Mildred had just had a baby, who is HIV-negative. She was afraid to kiss or even touch her own child out of fear of transferring the virus.
“My family shut me out. People talked about me behind my back. I lost everything and everybody I ever had because of that diagnosis. When I walked into the Adult Special Care Center, I was homeless, hopeless, and ready to die.”
That’s when everything changed.
Mildred said, “As soon as I walked through that door, Melissa Wright came over and hugged me. I had not been hugged by anyone since the diagnosis. I just stood there and cried.”
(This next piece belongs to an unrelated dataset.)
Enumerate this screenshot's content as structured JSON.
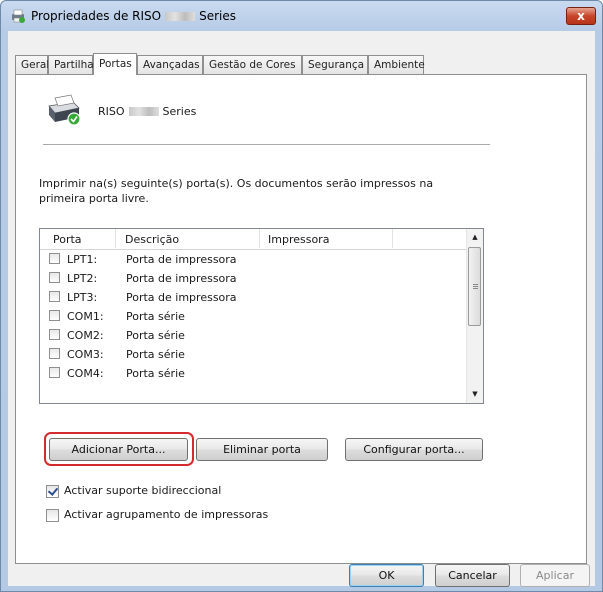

“And I said, ‘You’re not supposed to do that, ma’am. I’m HIV positive,’” Mildred added. “But she didn’t care. She held my hand and walked me through my options. She found a shelter for me and my children to stay in. And every evening after work, she came by to see how I was doing.”
The center set Mildred up with Regional One Health Nurse Practitioner Marye Bernard to oversee her medical care. She helped Mildred reduce her viral count until it is undetectable in blood tests.
“I’ve been undetectable for the past 10 years,” she says proudly. “It’s allowed me to be healthy and to be the mom I want to be. It’s allowed me to travel the world as an ambassador for HIV patients and treatments.”
The center staff also assisted Mildred with getting her GED. “Members of the staff showed up at my graduation,” she says with a catch in her throat. “My family wasn’t there, but they were. They are my family.”
Then something happened that Mildred never expected to happen again. She met a man who didn’t run away when he learned she was HIV-positive. They fell in love and got married. Once again, members of the Adult Special Care Center attended this very special event in Mildred’s life.
“They’ve never missed a milestone,” Mildred says. “My children know everyone at the center—every case manager, every doctor, every nurse, because these are their aunts and uncles. We are family.”
“I think that place is heaven-sent,” she says. “When I went there, I forgot about my circumstances. I forgot about my diagnosis. I slowly became Mildred again. And it felt so good to be me again.”
Today, Mildred gives back by mentoring newly diagnosed HIV patients at the Mid- South nonprofit organization Friends for Life. She’s quick to refer people to the center. “I tell people that this is the place that renewed my hope and taught me to love myself again. I am who I am today because of the wonderful people at the Adult Special Care Center.”